achieved as each module was brought on line in support of the new business
- Point of sale.
POS was implemented at the retail sales counter. This accomplished
several savings. First, accounting activity was reduced as every item
sold is automatically charged to the proper department and account at the time
of the sale. Second, customer history is maintained: a great source of
marketing information. Third, off-line inventory systems were eliminated,
allowing retail staff to focus on customer sales.
- Order entry. OE was implemented in customer service and
shipping. In addition to achieving the same advantages as the POS did in the
retail environment, it:
- allowed the systemization of order management
through the generation of pick lists and shipping invoices;
- enabled the management of customer backorders;
- allowed all departmental customer orders to be centralized through one
department—resulting in an instant improvement in quality and
- Accounts receivable. A/R implementation centralized all billings and

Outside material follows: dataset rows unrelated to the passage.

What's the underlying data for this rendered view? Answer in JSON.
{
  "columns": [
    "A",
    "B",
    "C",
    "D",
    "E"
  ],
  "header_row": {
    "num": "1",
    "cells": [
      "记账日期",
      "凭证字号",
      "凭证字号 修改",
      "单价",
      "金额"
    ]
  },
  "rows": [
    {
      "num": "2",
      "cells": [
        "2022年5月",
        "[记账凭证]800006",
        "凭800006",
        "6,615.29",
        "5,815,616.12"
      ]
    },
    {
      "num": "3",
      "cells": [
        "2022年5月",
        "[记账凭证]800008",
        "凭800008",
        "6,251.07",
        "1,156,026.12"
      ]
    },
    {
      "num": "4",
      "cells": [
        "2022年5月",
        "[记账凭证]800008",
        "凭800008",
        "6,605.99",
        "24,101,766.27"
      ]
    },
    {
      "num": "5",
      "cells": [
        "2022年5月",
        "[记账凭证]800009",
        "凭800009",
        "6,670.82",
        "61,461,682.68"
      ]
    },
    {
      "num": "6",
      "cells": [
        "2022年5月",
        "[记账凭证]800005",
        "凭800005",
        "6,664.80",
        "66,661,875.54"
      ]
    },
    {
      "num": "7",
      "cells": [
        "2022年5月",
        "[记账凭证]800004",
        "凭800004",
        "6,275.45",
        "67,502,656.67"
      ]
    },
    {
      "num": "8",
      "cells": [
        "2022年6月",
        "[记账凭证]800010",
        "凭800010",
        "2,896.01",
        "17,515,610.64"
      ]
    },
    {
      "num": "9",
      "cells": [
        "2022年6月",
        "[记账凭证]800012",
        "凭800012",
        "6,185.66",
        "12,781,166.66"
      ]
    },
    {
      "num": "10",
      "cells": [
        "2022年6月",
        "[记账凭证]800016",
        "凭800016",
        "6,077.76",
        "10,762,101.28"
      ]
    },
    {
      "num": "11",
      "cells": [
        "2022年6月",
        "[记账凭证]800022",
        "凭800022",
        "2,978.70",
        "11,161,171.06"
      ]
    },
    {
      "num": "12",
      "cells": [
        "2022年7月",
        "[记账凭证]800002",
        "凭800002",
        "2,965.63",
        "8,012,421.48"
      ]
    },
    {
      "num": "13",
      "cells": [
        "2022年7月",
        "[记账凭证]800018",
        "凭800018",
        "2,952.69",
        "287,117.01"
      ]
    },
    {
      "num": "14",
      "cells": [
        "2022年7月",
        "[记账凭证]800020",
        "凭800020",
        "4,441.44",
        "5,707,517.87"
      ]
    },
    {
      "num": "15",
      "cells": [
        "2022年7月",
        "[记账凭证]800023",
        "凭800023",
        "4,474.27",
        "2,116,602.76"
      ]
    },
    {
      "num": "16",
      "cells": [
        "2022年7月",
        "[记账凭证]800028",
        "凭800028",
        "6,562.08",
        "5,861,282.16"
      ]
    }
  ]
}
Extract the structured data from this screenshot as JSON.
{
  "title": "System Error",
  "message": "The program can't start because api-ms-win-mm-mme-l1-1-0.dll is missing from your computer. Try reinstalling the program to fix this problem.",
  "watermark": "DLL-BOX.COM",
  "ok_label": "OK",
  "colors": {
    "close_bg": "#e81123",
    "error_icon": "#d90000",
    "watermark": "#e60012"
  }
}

collections into one tracking system. This has all but eliminated the
department-by-department reconciliation, logging, and tracking efforts.
Another benefit has been the improvement in collec tions, not only
through timely reporting of past dues, but through the process of sending
monthly account balance statements to customers.
- Accounts payable. A/P was partially used to track vendor payments, but further
utilization was required. For instance, many checks were first manually
cut, and then entered into the system. By implementing scheduled check
runs—eliminating all manual checks and COD activity—the module greatly
improved accounting efficiency while reducing A/P days outstanding.
Inventory implementation required the coding and importing of all
sales/manufacturing items (approximately 1000 items). By
establishing reorder points and inventory management procedures in
manufacturing and stocking, stockouts are being minimized while
simultaneously giving manufacturing the necessary lead time required to fill
standard stock requirements. Consignment inventory has been brought into
the system, freeing retail staff from burdensome documentation
requirements. In the near future, reporting of shrinkage will be implemented,
enabling corrective action to be taken to minimize losses.
- General ledger. The G/L is the back bone for
financial reporting. To improve reporting and automate the capture of
transactions, a complete restructuring of the G/L was conducted. This
demanded intensive set-up activity including a totally new account structure
to achieve departmental consistency, the utilization of cash clearing
accounts, the design of control accounts to roll up subaccount activity,
and the establishment of allocation accounts to post transactions
properly, among others.
The results have been both gratifying and
extremely successful. The financial position has improved dramatically with the
elimination of all short-term lines of credit and the return to normal terms
with most vendors. The business processes have taken hold to where all of the
transactional activities are being processed in real time, even with reduced
staffing levels. Sales volume has held steady in most areas, even
increasing in some (most notably in retail). The improved performance and
outlook has allowed for new maintenance and investment expenditures to be
approved that will continue to improve the operations. A new, highly
qualified and experienced director has recently been hired to guide the
organization’s future growth.
Restructuring and systemization are not easy
tasks. They require individuals to acquire new skills and to take on new
responsibilities. Once in place, formalized business processes that are
systematized are both keys to achieving corporate success